**TASK OBJECTIVE**
Search the entries for the word "қилиш". Copy each line in which it is found.
++++++
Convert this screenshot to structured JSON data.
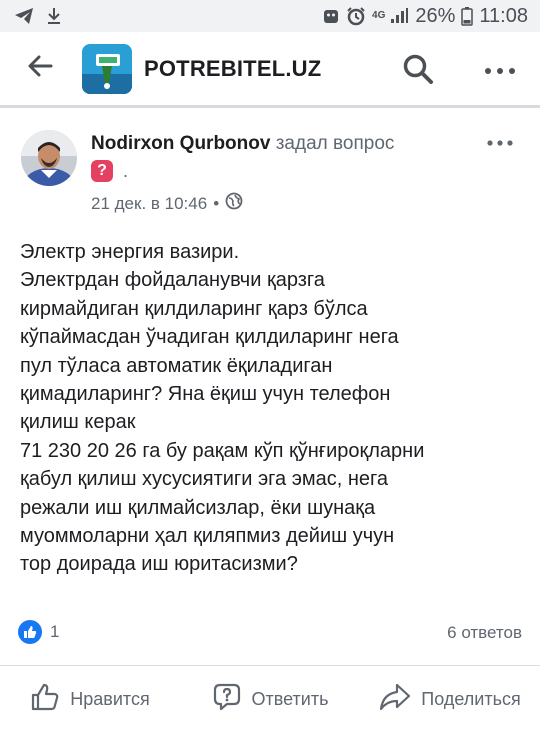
{
  "status_bar": {
    "battery": "26%",
    "time": "11:08",
    "network": "4G"
  },
  "header": {
    "title": "POTREBITEL.UZ",
    "icons": [
      "back-arrow-icon",
      "search-icon",
      "more-horizontal-icon"
    ]
  },
  "post": {
    "author": "Nodirxon Qurbonov",
    "action": " задал вопрос",
    "question_dot": ".",
    "date": "21 дек. в 10:46",
    "date_separator": "•",
    "privacy_icon": "globe-icon",
    "body_lines": [
      "Электр энергия вазири.",
      "Электрдан фойдаланувчи қарзга",
      "кирмайдиган қилдиларинг қарз бўлса",
      "кўпаймасдан ўчадиган қилдиларинг нега",
      "пул тўласа автоматик ёқиладиган",
      "қимадиларинг?  Яна ёқиш учун телефон",
      "қилиш керак",
      "71 230 20 26 га бу рақам кўп қўнғироқларни",
      "қабул қилиш хусусиятиги эга эмас, нега",
      "режали иш қилмайсизлар, ёки шунақа",
      "муоммоларни ҳал қиляпмиз дейиш учун",
      "тор доирада иш юритасизми?"
    ],
    "likes_count": "1",
    "answers_count": "6 ответов"
  },
  "actions": {
    "like_label": "Нравится",
    "answer_label": "Ответить",
    "share_label": "Поделиться"
  },
  "colors": {
    "facebook_blue": "#1877f2",
    "question_badge": "#e4405f",
    "secondary_text": "#606770"
  }
}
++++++
**OUTPUT FOR THIS EXERCISE**
      "қилиш керак",
      "қабул қилиш хусусиятиги эга эмас, нега",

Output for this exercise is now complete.